→ Problem:
Please retype the entries below word for word, passing over every picture.

→ Excerpted records:

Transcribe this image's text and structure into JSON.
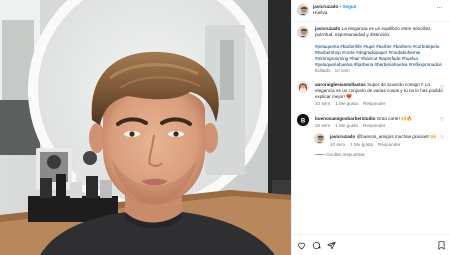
{
  "header": {
    "username": "javicruzado",
    "dot": "•",
    "follow_label": "Seguir",
    "subtitle": "Huelva",
    "more_label": "···"
  },
  "caption": {
    "username": "javicruzado",
    "text": "La elegancia es un equilibrio entre sencillez, pulcritud, espontaneidad y distinción.",
    "hashtags": "#peluqueria #barberlife #tupé #barber #barbero #cortedepelo #barbershop #corte #degradopaper #modabohemie #trimmgrooming #hair #haircut #taperfade #huelva #peluqueriahuelva #barberia #barberiahuelva #reflexpronudos",
    "time": "Editado · 10 sem"
  },
  "comments": [
    {
      "username": "auroraiglesiasmillastas",
      "text": "Super de acuerdo contigo !! La elegancia es un conjunto de varias cosas y tú no lo has podido explicar mejor! ❤️",
      "time": "10 sem",
      "likes": "1 Me gusta",
      "reply": "Responder"
    },
    {
      "username": "buenosamigosbarberstudio",
      "text": "Gran corte! 🙌🔥",
      "time": "10 sem",
      "likes": "1 Me gusta",
      "reply": "Responder"
    },
    {
      "username": "javicruzado",
      "text": "@buenos_amigos muchas gracias!! 🙌",
      "time": "10 sem",
      "likes": "1 Me gusta",
      "reply": "Responder"
    }
  ],
  "hide_replies": "Ocultar respuestas",
  "icons": [
    "heart-icon",
    "comment-icon",
    "share-icon",
    "bookmark-icon",
    "more-icon"
  ],
  "colors": {
    "link": "#00376b",
    "follow": "#0095f6",
    "text": "#262626",
    "muted": "#737373"
  }
}
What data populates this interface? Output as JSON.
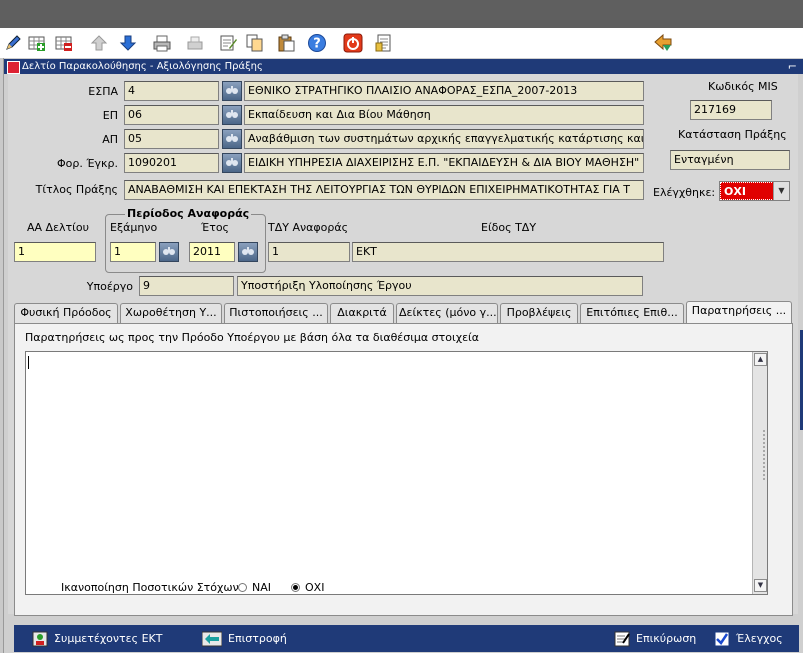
{
  "window": {
    "title": "Δελτίο Παρακολούθησης - Αξιολόγησης Πράξης",
    "maximize_glyph": "⌐"
  },
  "toolbar": {
    "icons": [
      "pencil-icon",
      "add-record-icon",
      "delete-record-icon",
      "up-arrow-icon",
      "down-arrow-icon",
      "print-icon",
      "print-preview-icon",
      "edit-icon",
      "copy-icon",
      "paste-icon",
      "help-icon",
      "exit-icon",
      "document-icon",
      "navigate-icon"
    ]
  },
  "labels": {
    "espa": "ΕΣΠΑ",
    "ep": "ΕΠ",
    "ap": "ΑΠ",
    "for_egkr": "Φορ. Έγκρ.",
    "titlos": "Τίτλος Πράξης",
    "kodikos_mis": "Κωδικός MIS",
    "katastasi": "Κατάσταση Πράξης",
    "elegxthike": "Ελέγχθηκε:",
    "aa_deltiou": "ΑΑ Δελτίου",
    "periodos": "Περίοδος Αναφοράς",
    "examino": "Εξάμηνο",
    "etos": "Έτος",
    "tdy": "ΤΔΥ Αναφοράς",
    "eidos_tdy": "Είδος ΤΔΥ",
    "ypoergo": "Υποέργο"
  },
  "fields": {
    "espa_code": "4",
    "espa_desc": "ΕΘΝΙΚΟ ΣΤΡΑΤΗΓΙΚΟ ΠΛΑΙΣΙΟ ΑΝΑΦΟΡΑΣ_ΕΣΠΑ_2007-2013",
    "ep_code": "06",
    "ep_desc": "Εκπαίδευση και Δια Βίου Μάθηση",
    "ap_code": "05",
    "ap_desc": "Αναβάθμιση των συστημάτων αρχικής επαγγελματικής κατάρτισης και επα",
    "for_code": "1090201",
    "for_desc": "ΕΙΔΙΚΗ ΥΠΗΡΕΣΙΑ ΔΙΑΧΕΙΡΙΣΗΣ Ε.Π. \"ΕΚΠΑΙΔΕΥΣΗ & ΔΙΑ ΒΙΟΥ ΜΑΘΗΣΗ\"",
    "titlos": "ΑΝΑΒΑΘΜΙΣΗ ΚΑΙ ΕΠΕΚΤΑΣΗ ΤΗΣ ΛΕΙΤΟΥΡΓΙΑΣ ΤΩΝ ΘΥΡΙΔΩΝ ΕΠΙΧΕΙΡΗΜΑΤΙΚΟΤΗΤΑΣ ΓΙΑ Τ",
    "mis": "217169",
    "katastasi": "Ενταγμένη",
    "elegxthike": "ΟΧΙ",
    "aa_deltiou": "1",
    "examino": "1",
    "etos": "2011",
    "tdy_code": "1",
    "tdy_desc": "ΕΚΤ",
    "ypoergo_code": "9",
    "ypoergo_desc": "Υποστήριξη Υλοποίησης Έργου"
  },
  "tabs": [
    {
      "label": "Φυσική Πρόοδος"
    },
    {
      "label": "Χωροθέτηση Υ..."
    },
    {
      "label": "Πιστοποιήσεις ..."
    },
    {
      "label": "Διακριτά"
    },
    {
      "label": "Δείκτες (μόνο γ..."
    },
    {
      "label": "Προβλέψεις"
    },
    {
      "label": "Επιτόπιες Επιθ..."
    },
    {
      "label": "Παρατηρήσεις ..."
    }
  ],
  "panel": {
    "caption": "Παρατηρήσεις ως προς την Πρόοδο Υποέργου με βάση όλα τα διαθέσιμα στοιχεία",
    "textarea_value": "",
    "satisfaction_label": "Ικανοποίηση Ποσοτικών Στόχων",
    "opt_yes": "ΝΑΙ",
    "opt_no": "ΟΧΙ"
  },
  "bottom": {
    "participants": "Συμμετέχοντες ΕΚΤ",
    "back": "Επιστροφή",
    "validate": "Επικύρωση",
    "check": "Έλεγχος"
  }
}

→ Result:
Transcribe this image's text and structure into JSON.
{
  "header": {
    "username": "javicruzado",
    "dot": "•",
    "follow_label": "Seguir",
    "subtitle": "Huelva",
    "more_label": "···"
  },
  "caption": {
    "username": "javicruzado",
    "text": "La elegancia es un equilibrio entre sencillez, pulcritud, espontaneidad y distinción.",
    "hashtags": "#peluqueria #barberlife #tupé #barber #barbero #cortedepelo #barbershop #corte #degradopaper #modabohemie #trimmgrooming #hair #haircut #taperfade #huelva #peluqueriahuelva #barberia #barberiahuelva #reflexpronudos",
    "time": "Editado · 10 sem"
  },
  "comments": [
    {
      "username": "auroraiglesiasmillastas",
      "text": "Super de acuerdo contigo !! La elegancia es un conjunto de varias cosas y tú no lo has podido explicar mejor! ❤️",
      "time": "10 sem",
      "likes": "1 Me gusta",
      "reply": "Responder"
    },
    {
      "username": "buenosamigosbarberstudio",
      "text": "Gran corte! 🙌🔥",
      "time": "10 sem",
      "likes": "1 Me gusta",
      "reply": "Responder"
    },
    {
      "username": "javicruzado",
      "text": "@buenos_amigos muchas gracias!! 🙌",
      "time": "10 sem",
      "likes": "1 Me gusta",
      "reply": "Responder"
    }
  ],
  "hide_replies": "Ocultar respuestas",
  "icons": [
    "heart-icon",
    "comment-icon",
    "share-icon",
    "bookmark-icon",
    "more-icon"
  ],
  "colors": {
    "link": "#00376b",
    "follow": "#0095f6",
    "text": "#262626",
    "muted": "#737373"
  }
}
What data populates this interface? Output as JSON.
{
  "window": {
    "title": "Δελτίο Παρακολούθησης - Αξιολόγησης Πράξης",
    "maximize_glyph": "⌐"
  },
  "toolbar": {
    "icons": [
      "pencil-icon",
      "add-record-icon",
      "delete-record-icon",
      "up-arrow-icon",
      "down-arrow-icon",
      "print-icon",
      "print-preview-icon",
      "edit-icon",
      "copy-icon",
      "paste-icon",
      "help-icon",
      "exit-icon",
      "document-icon",
      "navigate-icon"
    ]
  },
  "labels": {
    "espa": "ΕΣΠΑ",
    "ep": "ΕΠ",
    "ap": "ΑΠ",
    "for_egkr": "Φορ. Έγκρ.",
    "titlos": "Τίτλος Πράξης",
    "kodikos_mis": "Κωδικός MIS",
    "katastasi": "Κατάσταση Πράξης",
    "elegxthike": "Ελέγχθηκε:",
    "aa_deltiou": "ΑΑ Δελτίου",
    "periodos": "Περίοδος Αναφοράς",
    "examino": "Εξάμηνο",
    "etos": "Έτος",
    "tdy": "ΤΔΥ Αναφοράς",
    "eidos_tdy": "Είδος ΤΔΥ",
    "ypoergo": "Υποέργο"
  },
  "fields": {
    "espa_code": "4",
    "espa_desc": "ΕΘΝΙΚΟ ΣΤΡΑΤΗΓΙΚΟ ΠΛΑΙΣΙΟ ΑΝΑΦΟΡΑΣ_ΕΣΠΑ_2007-2013",
    "ep_code": "06",
    "ep_desc": "Εκπαίδευση και Δια Βίου Μάθηση",
    "ap_code": "05",
    "ap_desc": "Αναβάθμιση των συστημάτων αρχικής επαγγελματικής κατάρτισης και επα",
    "for_code": "1090201",
    "for_desc": "ΕΙΔΙΚΗ ΥΠΗΡΕΣΙΑ ΔΙΑΧΕΙΡΙΣΗΣ Ε.Π. \"ΕΚΠΑΙΔΕΥΣΗ & ΔΙΑ ΒΙΟΥ ΜΑΘΗΣΗ\"",
    "titlos": "ΑΝΑΒΑΘΜΙΣΗ ΚΑΙ ΕΠΕΚΤΑΣΗ ΤΗΣ ΛΕΙΤΟΥΡΓΙΑΣ ΤΩΝ ΘΥΡΙΔΩΝ ΕΠΙΧΕΙΡΗΜΑΤΙΚΟΤΗΤΑΣ ΓΙΑ Τ",
    "mis": "217169",
    "katastasi": "Ενταγμένη",
    "elegxthike": "ΟΧΙ",
    "aa_deltiou": "1",
    "examino": "1",
    "etos": "2011",
    "tdy_code": "1",
    "tdy_desc": "ΕΚΤ",
    "ypoergo_code": "9",
    "ypoergo_desc": "Υποστήριξη Υλοποίησης Έργου"
  },
  "tabs": [
    {
      "label": "Φυσική Πρόοδος"
    },
    {
      "label": "Χωροθέτηση Υ..."
    },
    {
      "label": "Πιστοποιήσεις ..."
    },
    {
      "label": "Διακριτά"
    },
    {
      "label": "Δείκτες (μόνο γ..."
    },
    {
      "label": "Προβλέψεις"
    },
    {
      "label": "Επιτόπιες Επιθ..."
    },
    {
      "label": "Παρατηρήσεις ..."
    }
  ],
  "panel": {
    "caption": "Παρατηρήσεις ως προς την Πρόοδο Υποέργου με βάση όλα τα διαθέσιμα στοιχεία",
    "textarea_value": "",
    "satisfaction_label": "Ικανοποίηση Ποσοτικών Στόχων",
    "opt_yes": "ΝΑΙ",
    "opt_no": "ΟΧΙ"
  },
  "bottom": {
    "participants": "Συμμετέχοντες ΕΚΤ",
    "back": "Επιστροφή",
    "validate": "Επικύρωση",
    "check": "Έλεγχος"
  }
}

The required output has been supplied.